“With all due respect,” Clint said, meaning none of it with respect, “if you had a problem with us, you should have brought it up before the Avenger Imitative was active, instead of trying to pull strings afterward and fool people.”
Fury pursed his lips. “Agent Coulson should have died that day on the carrier. He should have bled out. He didn’t. He didn’t die. But Start and Rogers needed him to be dead. And I needed you to think that too, at least until we were sure Coulson was going to pull through.” There was a hint now, of remorse in Fury’s voice, which was ridiculous because Clint was sure that Fury never felt sorry for anything he did. “I couldn’t have you unstable, concentrating on Coulson’s condition. It was the better option to allow you to believe he was dead until there was a positive change in his condition. This was not meant to be kept from you indefinitely.”
That was it? Fury had kept Coulson hidden because he couldn’t trust Clint to keep a level head? Because the mission had needed to come first?
The worst part, the most annoying part, was that Clint knew the moment Phil was up and able to comprehend the situation, he’d agree.
The shitty part was that Clint knew Fury had made the right call. Clint wouldn’t have been able to stand with the other Avengers and protect the city if he’d known Phil was fighting for his life. He would have needed to be with Phil. And if he couldn’t have been, the level of distraction would have been immeasurable. Fury had down the right thing, and it smarted something awful.
“When were you going to tell me?”
Fury inclined his head a little. “As soon as Coulson was up for visitors. Agent Romanov discovered his location just shy of that period. Agent Coulson’s doctor thinks he’ll be ready for visitors by the end of the week.”
Clint risked a look to Natasha, a bit perplexed. She’d jumped the gun. That didn’t happen often.
Fury said, “Indeed.”
The thing was, once Clint had gotten into the room, and seen Phil, he wasn’t going to wait another four or five days. He wasn’t going to wait that many minutes.
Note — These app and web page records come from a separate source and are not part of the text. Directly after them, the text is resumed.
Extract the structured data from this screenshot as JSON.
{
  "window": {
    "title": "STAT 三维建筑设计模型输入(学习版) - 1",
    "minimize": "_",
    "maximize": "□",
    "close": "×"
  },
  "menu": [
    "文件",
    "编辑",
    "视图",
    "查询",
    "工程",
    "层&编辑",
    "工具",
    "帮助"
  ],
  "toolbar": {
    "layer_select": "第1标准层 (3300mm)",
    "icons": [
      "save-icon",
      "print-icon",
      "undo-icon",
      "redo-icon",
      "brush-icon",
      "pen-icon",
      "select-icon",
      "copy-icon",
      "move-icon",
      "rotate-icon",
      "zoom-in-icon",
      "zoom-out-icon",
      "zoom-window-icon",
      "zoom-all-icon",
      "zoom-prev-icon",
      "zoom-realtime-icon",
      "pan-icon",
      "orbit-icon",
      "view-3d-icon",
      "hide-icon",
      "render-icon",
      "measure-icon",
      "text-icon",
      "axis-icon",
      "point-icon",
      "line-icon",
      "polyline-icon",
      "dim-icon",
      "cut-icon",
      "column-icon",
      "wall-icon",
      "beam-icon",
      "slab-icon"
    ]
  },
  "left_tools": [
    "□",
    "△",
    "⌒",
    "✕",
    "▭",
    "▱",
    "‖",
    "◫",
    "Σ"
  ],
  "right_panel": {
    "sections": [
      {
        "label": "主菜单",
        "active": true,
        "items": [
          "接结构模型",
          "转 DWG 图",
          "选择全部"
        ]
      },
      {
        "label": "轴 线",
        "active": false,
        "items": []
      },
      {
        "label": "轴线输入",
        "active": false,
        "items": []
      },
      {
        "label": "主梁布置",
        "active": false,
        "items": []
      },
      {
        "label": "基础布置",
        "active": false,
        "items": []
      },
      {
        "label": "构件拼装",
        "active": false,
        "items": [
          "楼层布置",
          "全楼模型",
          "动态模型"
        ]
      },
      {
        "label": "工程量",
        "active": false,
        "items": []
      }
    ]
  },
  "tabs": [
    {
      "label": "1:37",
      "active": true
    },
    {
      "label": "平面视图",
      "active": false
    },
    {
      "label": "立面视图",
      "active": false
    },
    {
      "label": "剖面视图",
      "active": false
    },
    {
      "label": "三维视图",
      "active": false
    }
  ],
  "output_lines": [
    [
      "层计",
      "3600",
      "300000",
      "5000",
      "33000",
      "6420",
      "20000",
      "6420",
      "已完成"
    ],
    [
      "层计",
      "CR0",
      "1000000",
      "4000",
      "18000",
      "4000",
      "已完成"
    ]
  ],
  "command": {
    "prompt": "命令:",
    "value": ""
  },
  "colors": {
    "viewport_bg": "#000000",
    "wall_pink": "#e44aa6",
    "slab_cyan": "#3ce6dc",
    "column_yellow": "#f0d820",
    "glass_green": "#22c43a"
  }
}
“Saving the world is exhausting.”
Phil was propped up in bed, still looking ill and tired, but awake and aware and holding Clint’s hand.
“I imagine it might be.”
“So I was thinking,” Clint posed, “you, me, a remote beach, and some coconut drinks?”
Phil’s eyebrows lifted. “The ones with the little umbrellas?”
Phil was still out of it. He was lax, and cuddly, and all of the things that Clint knew would be gone the moment Phil was back on his feet and in fighting form. But for now, Clint enjoyed himself, along with the privacy of Phil’s room and the man too weak to stop Clint from stealing kisses from him at every opportunity.
“Are you sure you saved the world?” Phil asked, skeptically.
“I might have had a little help,” Clint shrugged. “Maybe a relic from the past pulled his weight, and an overly intelligent, egotistical billionaire. And Natasha might have helped.”
“I don’t remember much,” Phil confessed. “We were waiting for Agent Romanov to return with Doctor Banner?”
“It all worked out,” Clint assured. He leaned in and caught the edge of Phil’s mouth. “I’ll give you the details later.”
“Okay,” Phil said, a little dopey from the pain medication.
“I missed you.”
“That’s okay.” Clint kissed him again, firmly. “It’s okay.”